[[ Exercise data open ]]

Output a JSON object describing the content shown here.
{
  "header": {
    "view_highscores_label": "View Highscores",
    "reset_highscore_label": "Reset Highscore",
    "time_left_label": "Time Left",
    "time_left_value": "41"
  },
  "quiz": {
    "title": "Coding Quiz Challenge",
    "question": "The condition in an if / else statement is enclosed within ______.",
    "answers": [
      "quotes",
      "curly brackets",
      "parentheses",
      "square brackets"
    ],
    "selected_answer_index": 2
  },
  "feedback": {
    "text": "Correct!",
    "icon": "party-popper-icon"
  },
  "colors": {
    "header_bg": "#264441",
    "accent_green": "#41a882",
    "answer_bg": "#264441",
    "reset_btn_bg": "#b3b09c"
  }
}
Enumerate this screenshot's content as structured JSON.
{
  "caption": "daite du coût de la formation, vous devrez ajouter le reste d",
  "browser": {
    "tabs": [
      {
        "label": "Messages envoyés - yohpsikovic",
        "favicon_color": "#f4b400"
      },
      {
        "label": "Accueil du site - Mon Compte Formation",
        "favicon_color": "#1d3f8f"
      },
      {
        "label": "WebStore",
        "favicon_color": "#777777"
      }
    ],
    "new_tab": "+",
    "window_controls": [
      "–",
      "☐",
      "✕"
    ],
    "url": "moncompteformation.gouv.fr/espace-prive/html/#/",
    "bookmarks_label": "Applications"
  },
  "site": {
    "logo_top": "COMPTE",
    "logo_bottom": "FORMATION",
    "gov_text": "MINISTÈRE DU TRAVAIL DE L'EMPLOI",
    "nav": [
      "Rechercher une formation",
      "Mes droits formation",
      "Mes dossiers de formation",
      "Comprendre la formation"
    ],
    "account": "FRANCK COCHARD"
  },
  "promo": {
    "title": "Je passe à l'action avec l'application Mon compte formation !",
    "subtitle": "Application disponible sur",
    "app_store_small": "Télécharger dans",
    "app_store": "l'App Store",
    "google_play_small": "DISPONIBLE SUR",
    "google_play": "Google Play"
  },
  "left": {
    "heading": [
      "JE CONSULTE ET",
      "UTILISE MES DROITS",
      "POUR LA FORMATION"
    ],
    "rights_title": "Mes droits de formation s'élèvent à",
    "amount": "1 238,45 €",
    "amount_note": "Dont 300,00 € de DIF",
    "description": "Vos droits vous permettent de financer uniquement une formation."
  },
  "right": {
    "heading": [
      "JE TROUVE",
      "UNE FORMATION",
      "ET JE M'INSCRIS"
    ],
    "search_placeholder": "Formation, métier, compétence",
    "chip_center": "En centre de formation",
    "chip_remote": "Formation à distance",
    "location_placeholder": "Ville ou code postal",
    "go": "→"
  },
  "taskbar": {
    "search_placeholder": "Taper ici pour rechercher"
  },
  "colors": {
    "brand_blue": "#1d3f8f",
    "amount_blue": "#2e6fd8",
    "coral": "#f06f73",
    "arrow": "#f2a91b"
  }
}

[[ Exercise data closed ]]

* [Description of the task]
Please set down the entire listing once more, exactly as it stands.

* [Expected output]
Output a JSON object describing the content shown here.
{
  "header": {
    "view_highscores_label": "View Highscores",
    "reset_highscore_label": "Reset Highscore",
    "time_left_label": "Time Left",
    "time_left_value": "41"
  },
  "quiz": {
    "title": "Coding Quiz Challenge",
    "question": "The condition in an if / else statement is enclosed within ______.",
    "answers": [
      "quotes",
      "curly brackets",
      "parentheses",
      "square brackets"
    ],
    "selected_answer_index": 2
  },
  "feedback": {
    "text": "Correct!",
    "icon": "party-popper-icon"
  },
  "colors": {
    "header_bg": "#264441",
    "accent_green": "#41a882",
    "answer_bg": "#264441",
    "reset_btn_bg": "#b3b09c"
  }
}
Enumerate this screenshot's content as structured JSON.
{
  "caption": "daite du coût de la formation, vous devrez ajouter le reste d",
  "browser": {
    "tabs": [
      {
        "label": "Messages envoyés - yohpsikovic",
        "favicon_color": "#f4b400"
      },
      {
        "label": "Accueil du site - Mon Compte Formation",
        "favicon_color": "#1d3f8f"
      },
      {
        "label": "WebStore",
        "favicon_color": "#777777"
      }
    ],
    "new_tab": "+",
    "window_controls": [
      "–",
      "☐",
      "✕"
    ],
    "url": "moncompteformation.gouv.fr/espace-prive/html/#/",
    "bookmarks_label": "Applications"
  },
  "site": {
    "logo_top": "COMPTE",
    "logo_bottom": "FORMATION",
    "gov_text": "MINISTÈRE DU TRAVAIL DE L'EMPLOI",
    "nav": [
      "Rechercher une formation",
      "Mes droits formation",
      "Mes dossiers de formation",
      "Comprendre la formation"
    ],
    "account": "FRANCK COCHARD"
  },
  "promo": {
    "title": "Je passe à l'action avec l'application Mon compte formation !",
    "subtitle": "Application disponible sur",
    "app_store_small": "Télécharger dans",
    "app_store": "l'App Store",
    "google_play_small": "DISPONIBLE SUR",
    "google_play": "Google Play"
  },
  "left": {
    "heading": [
      "JE CONSULTE ET",
      "UTILISE MES DROITS",
      "POUR LA FORMATION"
    ],
    "rights_title": "Mes droits de formation s'élèvent à",
    "amount": "1 238,45 €",
    "amount_note": "Dont 300,00 € de DIF",
    "description": "Vos droits vous permettent de financer uniquement une formation."
  },
  "right": {
    "heading": [
      "JE TROUVE",
      "UNE FORMATION",
      "ET JE M'INSCRIS"
    ],
    "search_placeholder": "Formation, métier, compétence",
    "chip_center": "En centre de formation",
    "chip_remote": "Formation à distance",
    "location_placeholder": "Ville ou code postal",
    "go": "→"
  },
  "taskbar": {
    "search_placeholder": "Taper ici pour rechercher"
  },
  "colors": {
    "brand_blue": "#1d3f8f",
    "amount_blue": "#2e6fd8",
    "coral": "#f06f73",
    "arrow": "#f2a91b"
  }
}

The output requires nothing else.